It is 11.30 p.m. The reconnaissance of Milroy this afternoon became a sharp engagement, in which we lost several killed and perhaps 75 or 80 wounded. Rebel loss at least as large, but not known. Johnson found to have been largely re-enforced by Jackson during the afternoon. His whole force has come up from Buffalo Gap. A large army on the hills about us. This place indefensible altogether, by the un amnions agreement of officers, in our present condition and with our relative forces.
I have placed on the line of march of Blenker's division shoes and other supplies, and they are being urged forward with all possible dispatch.
J. C. FREMONT,
Honorable E. M. STANTON,
Secretary of War.
MOUNTAIN DEPARTMENT, HDQRS. ARMY IN FIELD,
Franklin, May 13, 1862.
Arrived here at 10 a.m. with my advance brigade. Find Jackson retreating. Long on our side, killed and wounded, at fight at McDowell, and in falling back from that place, and also at this point, 200. Enemy's loss reported by prisoners to be 22 killed; wounded not known.]
J. C. FREMONT,
Honorable E. M. STANTON.

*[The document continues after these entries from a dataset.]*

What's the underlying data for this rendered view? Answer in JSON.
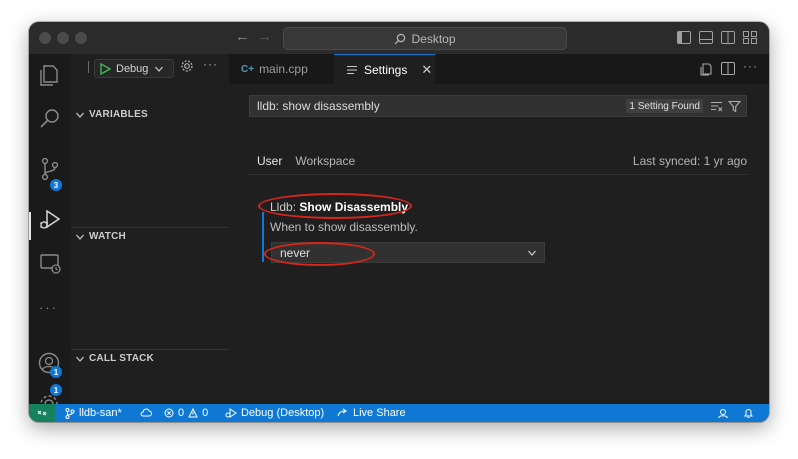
{
  "titlebar": {
    "search_text": "Desktop"
  },
  "activitybar": {
    "scm_badge": "3",
    "accounts_badge": "1",
    "manage_badge": "1",
    "more_label": "···"
  },
  "debug": {
    "config_label": "Debug"
  },
  "sidebar": {
    "sections": {
      "variables": "VARIABLES",
      "watch": "WATCH",
      "call_stack": "CALL STACK"
    }
  },
  "tabs": [
    {
      "label": "main.cpp",
      "icon": "c-plus-plus-file-icon"
    },
    {
      "label": "Settings",
      "icon": "settings-editor-icon"
    }
  ],
  "settings": {
    "search_value": "lldb: show disassembly",
    "result_count": "1 Setting Found",
    "scopes": [
      "User",
      "Workspace"
    ],
    "last_synced": "Last synced: 1 yr ago",
    "item": {
      "category": "Lldb: ",
      "name": "Show Disassembly",
      "description": "When to show disassembly.",
      "value": "never"
    }
  },
  "statusbar": {
    "branch": "lldb-san*",
    "errors": "0",
    "warnings": "0",
    "debug_config": "Debug (Desktop)",
    "live_share": "Live Share"
  },
  "colors": {
    "accent": "#0e78d4",
    "remote": "#16825d",
    "annotation": "#d5261c"
  }
}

MOUNTAIN DEPARTMENT, HDQRS. IN THE FIELD,
Franklin, Va., May 16, 1862.
SIR: I have the honor to inclose you the official reports of Brigadier-Generals Schenck and Milroy concerning the action of the 8th instant near McDowell.

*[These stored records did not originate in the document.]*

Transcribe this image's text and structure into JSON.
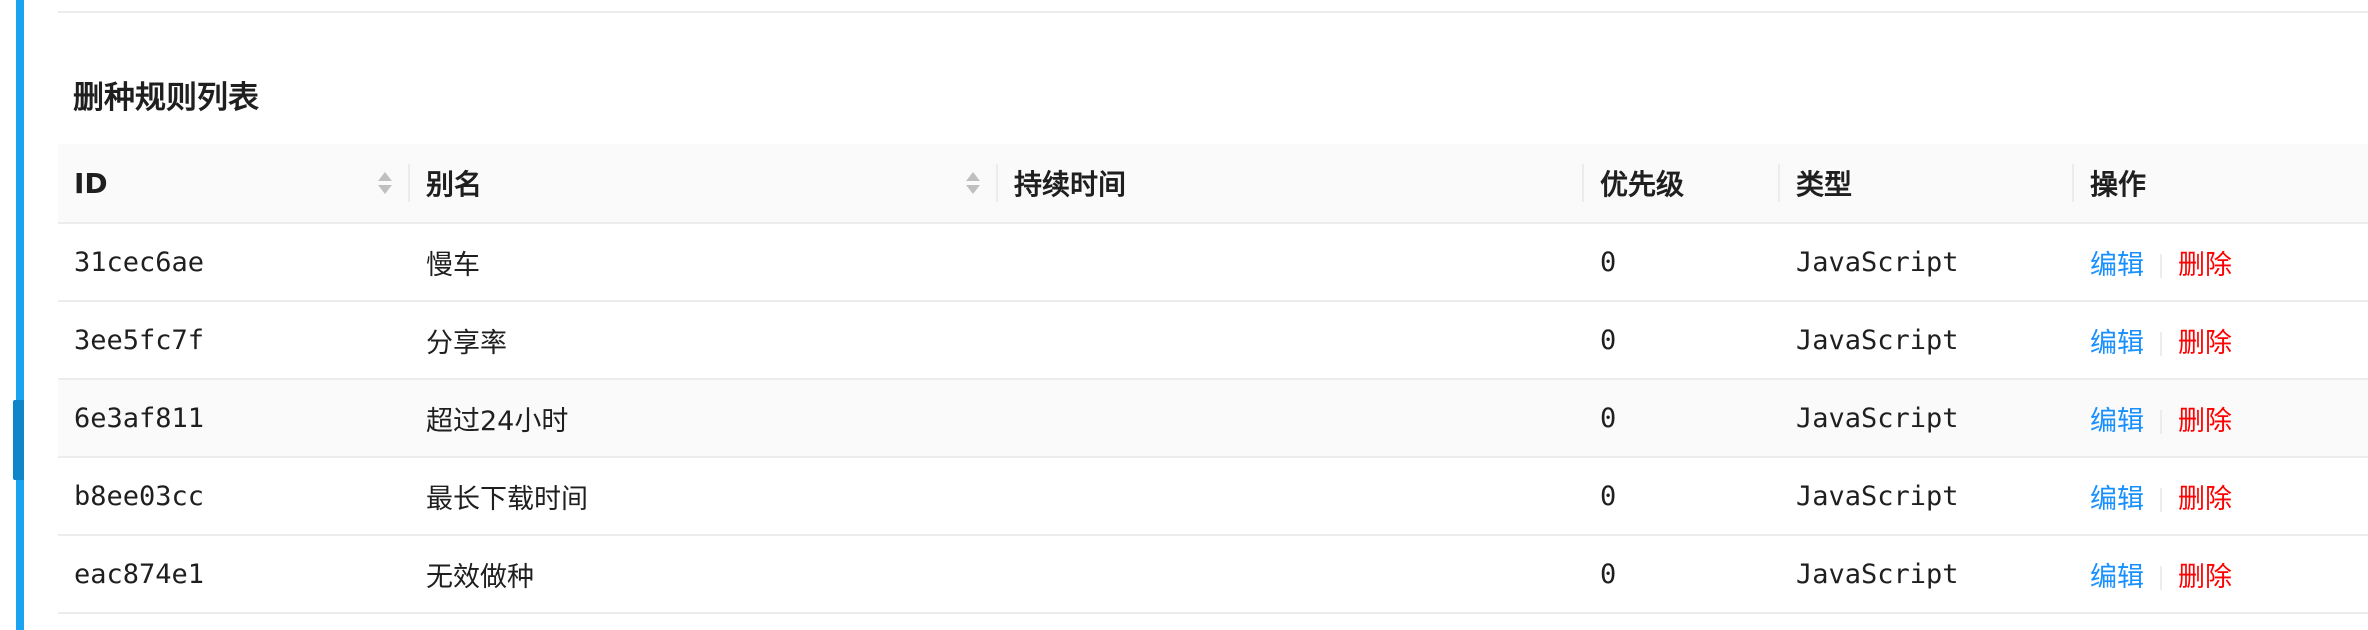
{
  "section": {
    "title": "删种规则列表"
  },
  "table": {
    "columns": {
      "id": "ID",
      "alias": "别名",
      "duration": "持续时间",
      "priority": "优先级",
      "type": "类型",
      "actions": "操作"
    },
    "rows": [
      {
        "id": "31cec6ae",
        "alias": "慢车",
        "duration": "",
        "priority": "0",
        "type": "JavaScript",
        "edit": "编辑",
        "delete": "删除"
      },
      {
        "id": "3ee5fc7f",
        "alias": "分享率",
        "duration": "",
        "priority": "0",
        "type": "JavaScript",
        "edit": "编辑",
        "delete": "删除"
      },
      {
        "id": "6e3af811",
        "alias": "超过24小时",
        "duration": "",
        "priority": "0",
        "type": "JavaScript",
        "edit": "编辑",
        "delete": "删除"
      },
      {
        "id": "b8ee03cc",
        "alias": "最长下载时间",
        "duration": "",
        "priority": "0",
        "type": "JavaScript",
        "edit": "编辑",
        "delete": "删除"
      },
      {
        "id": "eac874e1",
        "alias": "无效做种",
        "duration": "",
        "priority": "0",
        "type": "JavaScript",
        "edit": "编辑",
        "delete": "删除"
      }
    ]
  },
  "colors": {
    "accent_bar": "#1aa3f0",
    "link": "#1890ff",
    "danger": "#ff0000"
  },
  "icons": {
    "sort": "sort-caret-icon"
  }
}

It will undoubtedly give you pleasure to know, as it affords me great satisfaction to say, that the conduct of the regiments engaged, under the gallant leadership of Brigadier-General Milroy, was distinguished by the admirable courage and tenacity with they repeatedly attacked and charged a greatly superior force.
More accurate information places the number of the enemy's dead at 42, buried in the neighborhood, and this wounded at 200 or more.
The promptitude with which General Schenck advanced to the relief of the force under General Milroy, and the skill and courage with which he conducted the hazardous retreat, which I found it necessary to order, are worthy of particular notice.
Having anticipated while at New Creek, on the Baltimore and Ohio Railroad, a movement of the enemy in this direction, I advanced as rapidly as possible with my whole available force to this point, where Generals Schenck and Milroy successfully held the enemy at bay until my approach caused him immediately to retire.
The necessity of making this advance before adequate transportation could be collected has caused some suffering among the men, but this has only given me additional reason to commend their conduct. They